Do apricot trees flower before leaves form?
Leaf buds emerge on apricot trees after the flowers bloom and fall off. Apricot trees are deciduous, so the leaves fall in autumn and the tree goes dormant to conserve energy and protect itself over the winter. As the weather warms, the flower buds form, then open, followed by the leaves.
How can you delay an apricot tree blooming?
There is only so much you can do to affect the timing of apricot blossoms. After all, bloom time is largely determined by the variety, climate, and winter/spring weather. However, you may be able to delay bloom slightly by applying a thick layer of mulch around the base of the tree.
While the ground is still cold or frozen, spread an organic mulch (conifer bark, pine needles, leaves, etc.) at least a foot thick around the apricot tree to its dripline. Leave about 6 inches of space around the trunk to prevent rot.

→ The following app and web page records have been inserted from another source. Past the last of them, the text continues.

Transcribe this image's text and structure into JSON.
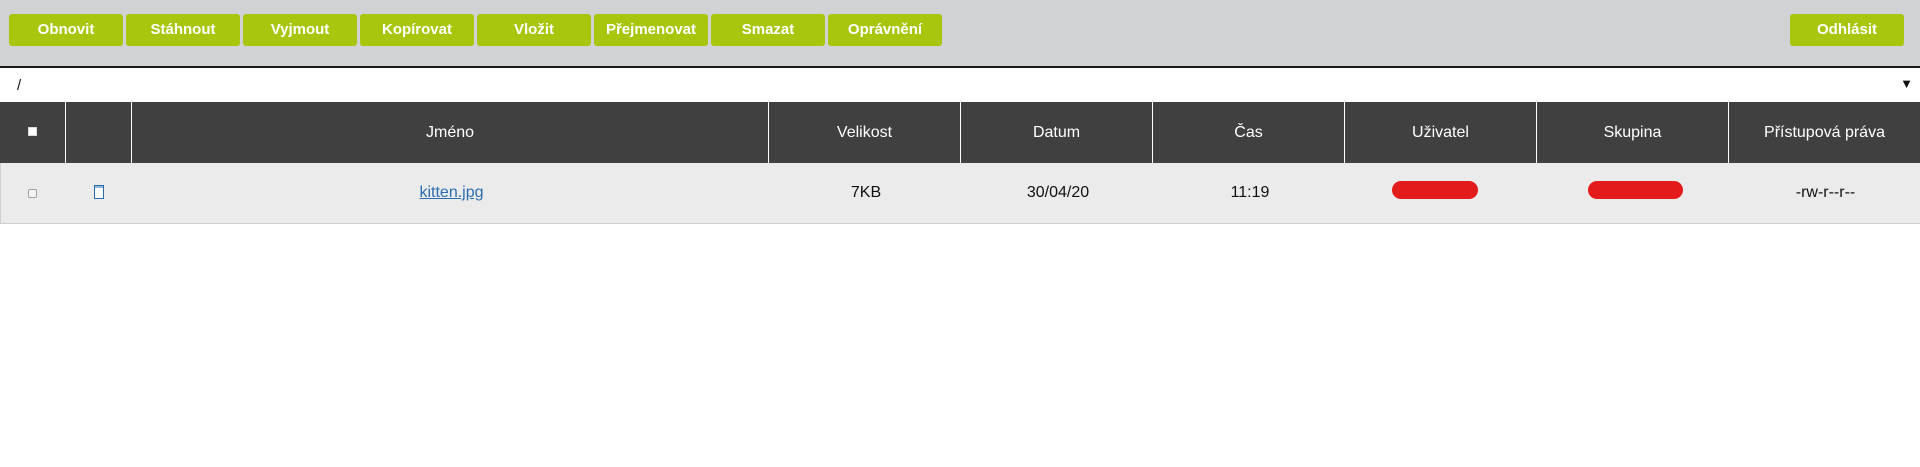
{
  "toolbar": {
    "buttons": [
      {
        "label": "Obnovit"
      },
      {
        "label": "Stáhnout"
      },
      {
        "label": "Vyjmout"
      },
      {
        "label": "Kopírovat"
      },
      {
        "label": "Vložit"
      },
      {
        "label": "Přejmenovat"
      },
      {
        "label": "Smazat"
      },
      {
        "label": "Oprávnění"
      }
    ],
    "logout_label": "Odhlásit",
    "button_color": "#a8c60d"
  },
  "path": {
    "value": "/",
    "dropdown_icon": "triangle-down-icon"
  },
  "table": {
    "columns": [
      "Jméno",
      "Velikost",
      "Datum",
      "Čas",
      "Uživatel",
      "Skupina",
      "Přístupová práva"
    ],
    "rows": [
      {
        "name": "kitten.jpg",
        "size": "7KB",
        "date": "30/04/20",
        "time": "11:19",
        "permissions": "-rw-r--r--",
        "icon": "file-icon"
      }
    ],
    "header_color": "#404040",
    "redaction_color": "#e31b1b"
  }
}
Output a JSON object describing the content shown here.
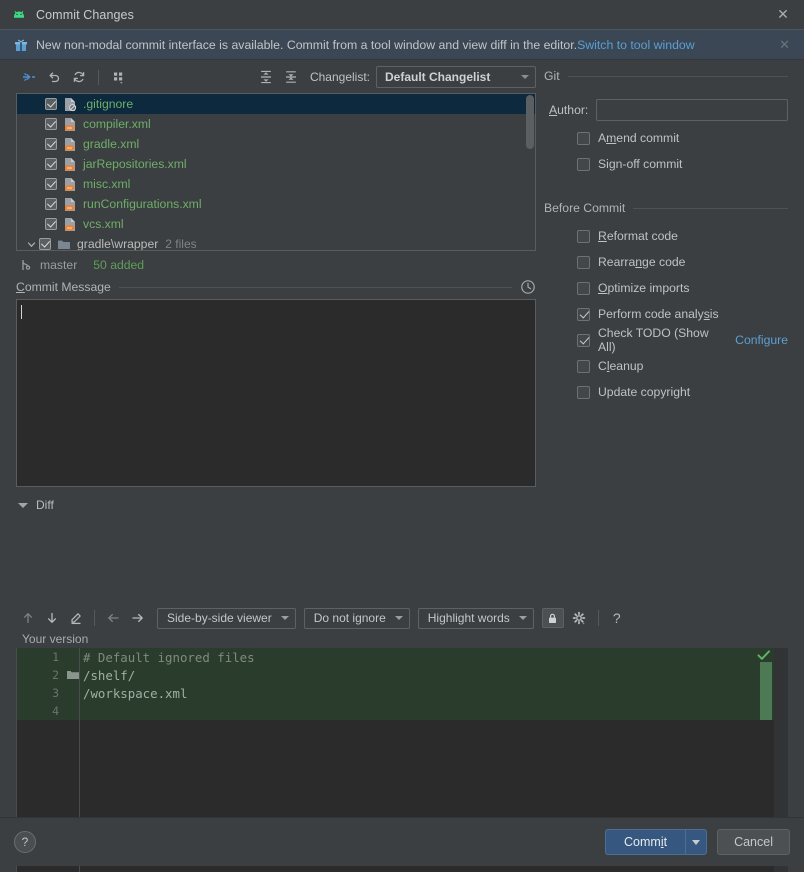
{
  "window": {
    "title": "Commit Changes",
    "icon": "android-studio-icon",
    "close_label": "✕"
  },
  "banner": {
    "icon": "gift-icon",
    "text": "New non-modal commit interface is available. Commit from a tool window and view diff in the editor.",
    "link": "Switch to tool window",
    "close_label": "✕"
  },
  "filelist_toolbar": {
    "buttons": [
      {
        "name": "shelve-silently-icon",
        "tip": "Shelve Silently"
      },
      {
        "name": "revert-icon",
        "tip": "Revert"
      },
      {
        "name": "refresh-icon",
        "tip": "Refresh"
      },
      {
        "name": "group-by-icon",
        "tip": "Group By"
      },
      {
        "name": "expand-all-icon",
        "tip": "Expand All"
      },
      {
        "name": "collapse-all-icon",
        "tip": "Collapse All"
      }
    ],
    "changelist_label": "Changelist:",
    "changelist_value": "Default Changelist"
  },
  "files": [
    {
      "name": ".gitignore",
      "icon": "gitignore-file-icon",
      "checked": true,
      "selected": true,
      "type": "file"
    },
    {
      "name": "compiler.xml",
      "icon": "xml-file-icon",
      "checked": true,
      "selected": false,
      "type": "file"
    },
    {
      "name": "gradle.xml",
      "icon": "xml-file-icon",
      "checked": true,
      "selected": false,
      "type": "file"
    },
    {
      "name": "jarRepositories.xml",
      "icon": "xml-file-icon",
      "checked": true,
      "selected": false,
      "type": "file"
    },
    {
      "name": "misc.xml",
      "icon": "xml-file-icon",
      "checked": true,
      "selected": false,
      "type": "file"
    },
    {
      "name": "runConfigurations.xml",
      "icon": "xml-file-icon",
      "checked": true,
      "selected": false,
      "type": "file"
    },
    {
      "name": "vcs.xml",
      "icon": "xml-file-icon",
      "checked": true,
      "selected": false,
      "type": "file"
    },
    {
      "name": "gradle\\wrapper",
      "icon": "folder-icon",
      "checked": true,
      "selected": false,
      "type": "dir",
      "count": "2 files"
    }
  ],
  "status": {
    "branch_icon": "git-branch-icon",
    "branch": "master",
    "added": "50 added"
  },
  "commit_message": {
    "label": "Commit Message",
    "label_mnemonic": "C",
    "value": "",
    "history_icon": "clock-history-icon"
  },
  "diff_section": {
    "label": "Diff",
    "toolbar": {
      "prev_diff_icon": "arrow-up-icon",
      "next_diff_icon": "arrow-down-icon",
      "edit_icon": "pencil-icon",
      "accept_left_icon": "arrow-left-icon",
      "accept_right_icon": "arrow-right-icon",
      "viewer_mode": "Side-by-side viewer",
      "whitespace_mode": "Do not ignore",
      "highlight_mode": "Highlight words",
      "lock_icon": "lock-icon",
      "settings_icon": "gear-icon",
      "help_icon": "question-mark-icon"
    },
    "pane_title": "Your version",
    "lines": [
      {
        "num": "1",
        "text": "# Default ignored files",
        "kind": "comment",
        "folder": false
      },
      {
        "num": "2",
        "text": "/shelf/",
        "kind": "text",
        "folder": true
      },
      {
        "num": "3",
        "text": "/workspace.xml",
        "kind": "text",
        "folder": false
      },
      {
        "num": "4",
        "text": "",
        "kind": "text",
        "folder": false
      }
    ],
    "status_check": "✓"
  },
  "git_section": {
    "label": "Git",
    "author_label": "Author:",
    "author_mnemonic": "A",
    "author_value": "",
    "options": [
      {
        "label": "Amend commit",
        "checked": false,
        "mnemonic_index": 1
      },
      {
        "label": "Sign-off commit",
        "checked": false,
        "mnemonic_index": 2
      }
    ]
  },
  "before_commit": {
    "label": "Before Commit",
    "options": [
      {
        "label": "Reformat code",
        "checked": false,
        "link": null
      },
      {
        "label": "Rearrange code",
        "checked": false,
        "link": null
      },
      {
        "label": "Optimize imports",
        "checked": false,
        "link": null
      },
      {
        "label": "Perform code analysis",
        "checked": true,
        "link": null
      },
      {
        "label": "Check TODO (Show All)",
        "checked": true,
        "link": "Configure"
      },
      {
        "label": "Cleanup",
        "checked": false,
        "link": null
      },
      {
        "label": "Update copyright",
        "checked": false,
        "link": null
      }
    ]
  },
  "footer": {
    "help_label": "?",
    "commit_label": "Commit",
    "cancel_label": "Cancel"
  },
  "colors": {
    "background": "#3c3f41",
    "banner_bg": "#3b4754",
    "link": "#5a9fd4",
    "added_green": "#5f9e59",
    "file_green": "#6fae69",
    "selection_blue": "#0d293e",
    "primary_button": "#365880",
    "diff_added_bg": "#2a3c2c"
  }
}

This reverse-insulation will keep the ground from warming up as quickly. The spring sunshine will heat up the mulch before it can reach the ground and roots. This may delay the tree’s blooms enough to prevent spring frost damage.

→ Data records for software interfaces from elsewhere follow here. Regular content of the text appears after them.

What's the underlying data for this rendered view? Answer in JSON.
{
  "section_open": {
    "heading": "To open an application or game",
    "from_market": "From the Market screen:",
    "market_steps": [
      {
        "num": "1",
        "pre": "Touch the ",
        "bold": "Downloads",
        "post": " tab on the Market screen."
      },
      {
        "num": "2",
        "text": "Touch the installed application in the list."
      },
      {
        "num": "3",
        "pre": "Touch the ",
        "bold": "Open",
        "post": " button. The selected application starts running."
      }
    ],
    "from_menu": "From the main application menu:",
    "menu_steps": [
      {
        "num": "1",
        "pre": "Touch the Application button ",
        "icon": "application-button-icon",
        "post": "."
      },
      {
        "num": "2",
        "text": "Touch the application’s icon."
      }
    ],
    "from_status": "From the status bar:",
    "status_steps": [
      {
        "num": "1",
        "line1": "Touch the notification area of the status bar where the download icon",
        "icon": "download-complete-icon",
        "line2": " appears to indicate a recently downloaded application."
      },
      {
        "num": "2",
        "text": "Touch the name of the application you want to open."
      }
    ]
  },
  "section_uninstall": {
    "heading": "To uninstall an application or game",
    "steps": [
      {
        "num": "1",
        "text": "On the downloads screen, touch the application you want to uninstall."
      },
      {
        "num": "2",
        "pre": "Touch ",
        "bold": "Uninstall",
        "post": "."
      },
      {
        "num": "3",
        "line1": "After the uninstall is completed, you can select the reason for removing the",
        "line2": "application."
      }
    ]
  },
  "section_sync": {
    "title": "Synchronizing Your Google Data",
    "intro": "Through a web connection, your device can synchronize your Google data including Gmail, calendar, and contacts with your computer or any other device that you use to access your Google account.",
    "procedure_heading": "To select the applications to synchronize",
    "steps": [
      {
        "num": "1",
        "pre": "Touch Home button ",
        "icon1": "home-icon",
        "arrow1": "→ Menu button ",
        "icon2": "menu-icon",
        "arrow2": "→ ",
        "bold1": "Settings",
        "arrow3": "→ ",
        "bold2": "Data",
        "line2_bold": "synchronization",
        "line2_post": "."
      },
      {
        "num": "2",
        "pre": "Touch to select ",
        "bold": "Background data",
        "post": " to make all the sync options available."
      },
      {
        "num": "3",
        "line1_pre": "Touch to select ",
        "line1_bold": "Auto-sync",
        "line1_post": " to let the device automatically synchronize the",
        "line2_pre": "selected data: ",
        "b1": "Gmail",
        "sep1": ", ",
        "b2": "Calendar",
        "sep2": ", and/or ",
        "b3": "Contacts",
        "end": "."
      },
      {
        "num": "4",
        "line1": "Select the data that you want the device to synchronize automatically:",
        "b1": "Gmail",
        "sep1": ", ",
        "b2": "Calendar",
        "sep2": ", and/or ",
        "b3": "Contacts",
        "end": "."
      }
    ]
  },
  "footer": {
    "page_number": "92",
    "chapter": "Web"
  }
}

Commercial orchards sometimes use other methods to delay blooming, such as “evaporative cooling,” where buds are sprayed with water to cool them down and protect them from freezing temperatures. However, these methods can cause more harm than good for the home gardener if not done correctly.
Why isn’t my apricot tree flowering?
Apricot trees may fail to blossom either partially or completely due to age, over-pruning, cold damage, or lack of chill hours. Young apricot trees need at least 2 to 3 years of growth before fruiting, so a lack of blossoms could mean the tree is not mature enough to bloom.
Although pruning is an essential part of apricot tree care, overly aggressive pruning could prevent the tree from forming flower buds the following year. Apricots fruit on 2-year-old wood, so if you accidentally removed too much, it could struggle to blossom.
As we’ve discussed throughout this article, winter weather has a large effect on apricot blossoms. If the winter was milder than usual, the tree may not receive enough chill hours for flower buds to form and emerge. Buds can also be damaged by late winter or early spring frosts, preventing the tree from flowering.